ID:UD: When you talk about “people getting it” we’re getting a sense of relief from you. Obviously the scope of Madness & Extinction demands a certain level of investment to do justice to what you’re writing about, but was there a point where you felt you might lose the audience?

Alex Reed: Actually no. This is the most confident I’ve ever felt in a record. But it’s still gratifying to see that translate properly. If there was any worry concerning how people would hear the record, it was less about them getting bogged down or alienated, and more about them happily bopping along to it, taking it too lightly. Ironically, I think part of what makes it connect effectively is that the album makes almost no attempt to please audiences on their own terms—hence it having no dance songs, like I said. We made the album without input from record labels, and when we shopped it around, we did so with the caveat that its stylistic content was not up for debate. And similarly, when it came time to make the live show, we thought pretty carefully about our visuals and our body language. I mean, Aaron and I are totally goofy, nerdy dudes. Despite this interview being really dire sounding, we joke a lot and we’re good at parties. But Seeming isn’t some personal reflection of our whole selves. It’s a serious and specific way of putting serious and specific ideas across. Once we identified that—which we’d never really done before in our old band—then the whole project was in much clearer focus to everyone.

ID:UD: Did the process of writing Assimilate affect your own creative process? What intersections (if any) do you notice between your academic and creative work?
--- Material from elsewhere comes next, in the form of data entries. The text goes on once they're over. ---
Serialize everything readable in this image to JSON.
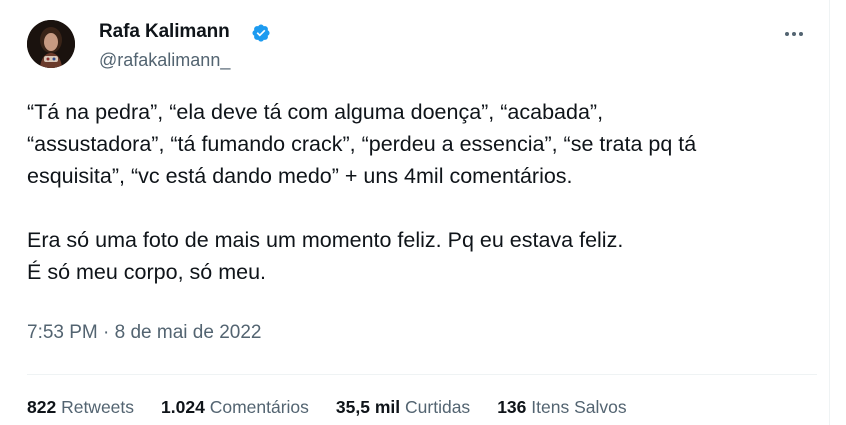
{
  "author": {
    "display_name": "Rafa Kalimann",
    "handle": "@rafakalimann_",
    "verified_icon": "verified-badge-icon",
    "verified_color": "#1d9bf0"
  },
  "menu_icon": "more-options-icon",
  "tweet": {
    "lines_p1": [
      "“Tá na pedra”, “ela deve tá com alguma doença”, “acabada”,",
      "“assustadora”, “tá fumando crack”, “perdeu a essencia”, “se trata pq tá",
      "esquisita”, “vc está dando medo” + uns 4mil comentários."
    ],
    "lines_p2": [
      "Era só uma foto de mais um momento feliz. Pq eu estava feliz.",
      "É só meu corpo, só meu."
    ]
  },
  "timestamp": "7:53 PM · 8 de mai de 2022",
  "stats": {
    "retweets": {
      "value": "822",
      "label": "Retweets"
    },
    "comments": {
      "value": "1.024",
      "label": "Comentários"
    },
    "likes": {
      "value": "35,5 mil",
      "label": "Curtidas"
    },
    "saves": {
      "value": "136",
      "label": "Itens Salvos"
    }
  },
  "colors": {
    "text_primary": "#0f1419",
    "text_secondary": "#536471",
    "divider": "#eff3f4"
  }
}
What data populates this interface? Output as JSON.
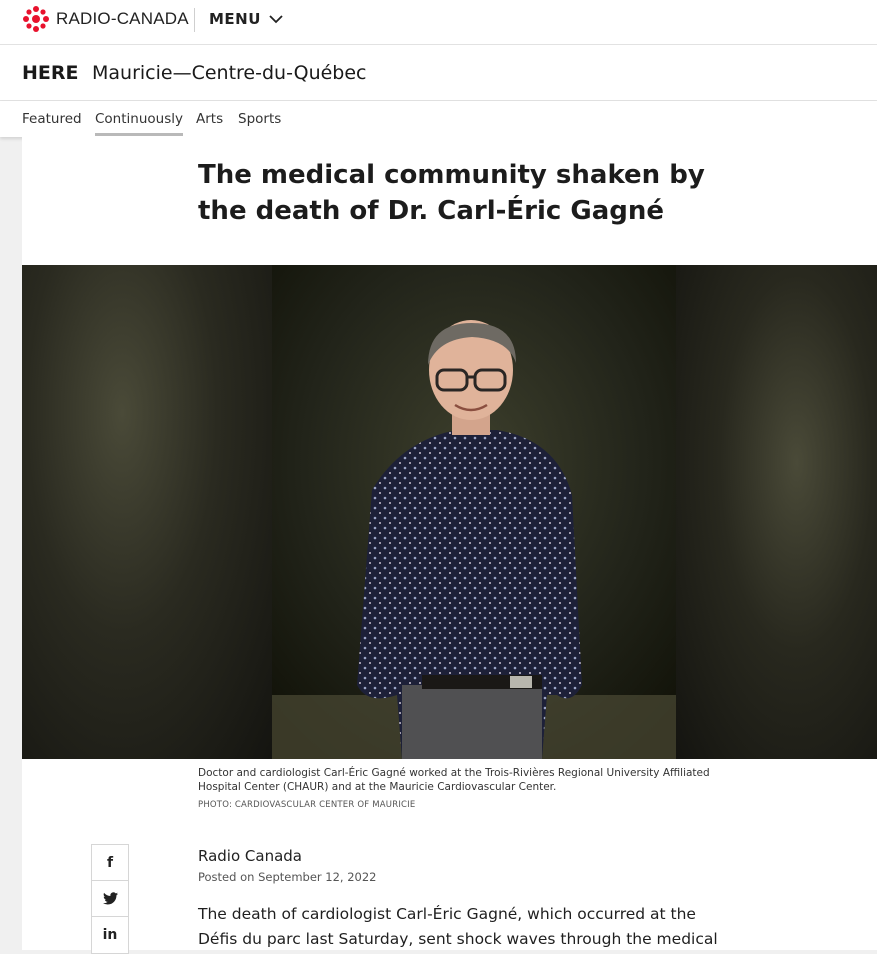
{
  "header": {
    "logo_text": "RADIO-CANADA",
    "menu_label": "MENU"
  },
  "section": {
    "here_label": "HERE",
    "region": "Mauricie—Centre-du-Québec"
  },
  "tabs": [
    {
      "label": "Featured",
      "active": false
    },
    {
      "label": "Continuously",
      "active": true
    },
    {
      "label": "Arts",
      "active": false
    },
    {
      "label": "Sports",
      "active": false
    }
  ],
  "article": {
    "title": "The medical community shaken by the death of Dr. Carl-Éric Gagné",
    "caption": "Doctor and cardiologist Carl-Éric Gagné worked at the Trois-Rivières Regional University Affiliated Hospital Center (CHAUR) and at the Mauricie Cardiovascular Center.",
    "photo_credit": "PHOTO: CARDIOVASCULAR CENTER OF MAURICIE",
    "author": "Radio Canada",
    "posted": "Posted on September 12, 2022",
    "lead": "The death of cardiologist Carl-Éric Gagné, which occurred at the Défis du parc last Saturday, sent shock waves through the medical"
  },
  "share": {
    "facebook": "f",
    "linkedin": "in"
  },
  "colors": {
    "brand_red": "#e8122d"
  }
}
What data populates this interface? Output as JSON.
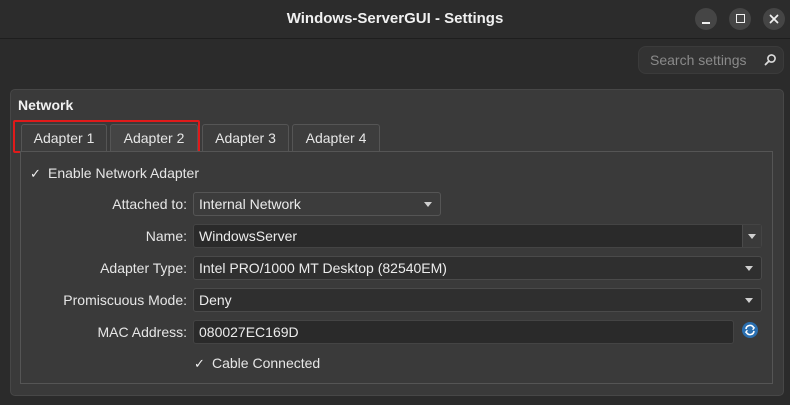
{
  "window": {
    "title": "Windows-ServerGUI - Settings",
    "controls": [
      "minimize-icon",
      "maximize-icon",
      "close-icon"
    ]
  },
  "search": {
    "placeholder": "Search settings",
    "icon": "search-icon"
  },
  "group": {
    "title": "Network"
  },
  "tabs": [
    {
      "label": "Adapter 1",
      "underlined_char": "1"
    },
    {
      "label": "Adapter 2",
      "underlined_char": "2",
      "active": true
    },
    {
      "label": "Adapter 3",
      "underlined_char": "3"
    },
    {
      "label": "Adapter 4",
      "underlined_char": "4"
    }
  ],
  "form": {
    "enable_label": "Enable Network Adapter",
    "enable_checked": true,
    "attached_label": "Attached to:",
    "attached_value": "Internal Network",
    "name_label": "Name:",
    "name_value": "WindowsServer",
    "adapter_type_label": "Adapter Type:",
    "adapter_type_value": "Intel PRO/1000 MT Desktop (82540EM)",
    "promiscuous_label": "Promiscuous Mode:",
    "promiscuous_value": "Deny",
    "mac_label": "MAC Address:",
    "mac_value": "080027EC169D",
    "cable_label": "Cable Connected",
    "cable_checked": true
  },
  "colors": {
    "background": "#2b2b2b",
    "panel": "#3a3a3a",
    "highlight_border": "#e01a1a",
    "refresh_accent": "#3a9ae8"
  }
}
Alex Reed: Writing Assimilate was life-changing. It’s one thing to muse about industrial music as “resistant” in some nondescript sense; it’s another thing entirely to enter the headspace of people who were reacting against very large-scale oppressions, arbitrary systems, and controls. It was important to me that I understand their perspectives, take them dead seriously, and empathize with both their worldviews and their means of reaction.

It’s funny; when my wife and I talk about our personal lives or about politics or our careers, she’ll sometimes respond to my half of the conversation with, “Are you saying that because it’s a good idea, or because it’s what performance artists from the 1970s would say?” She’s only half joking, I think.

But her comments are relevant here, because of course the other thing I tried to do in Assimilate was engage with, respond to, and critique industrial music’s political and semiotic methods. I get at that particularly in the chapters on fascism and race, and in the last part of the book. One effect of all my reading and writing about industrial music was that it got me thinking, “How might I address some of these issues through my own music?” Very few people have called my records “industrial,” but I’m certainly concerned on a personal and expressive level with a lot of the issues that industrial music has historically taken up. And I’d like to think that Seeming is addressing them in a way that’s pretty head-on and yet avoids a lot of the missteps that have hobbled the genre at times.

My future academic work is headed toward some big questions about economies and identities, although it’s branching beyond industrial music and into mid-80s hip-hop. As for Seeming, I’ll add that the plans for our next record take this all a step further in some ways that might be high-risk, but might also yield high and new rewards.

Seeming’s Madness & Extinction is available now, digitally and on CD from Artoffact Records.

Leave a Reply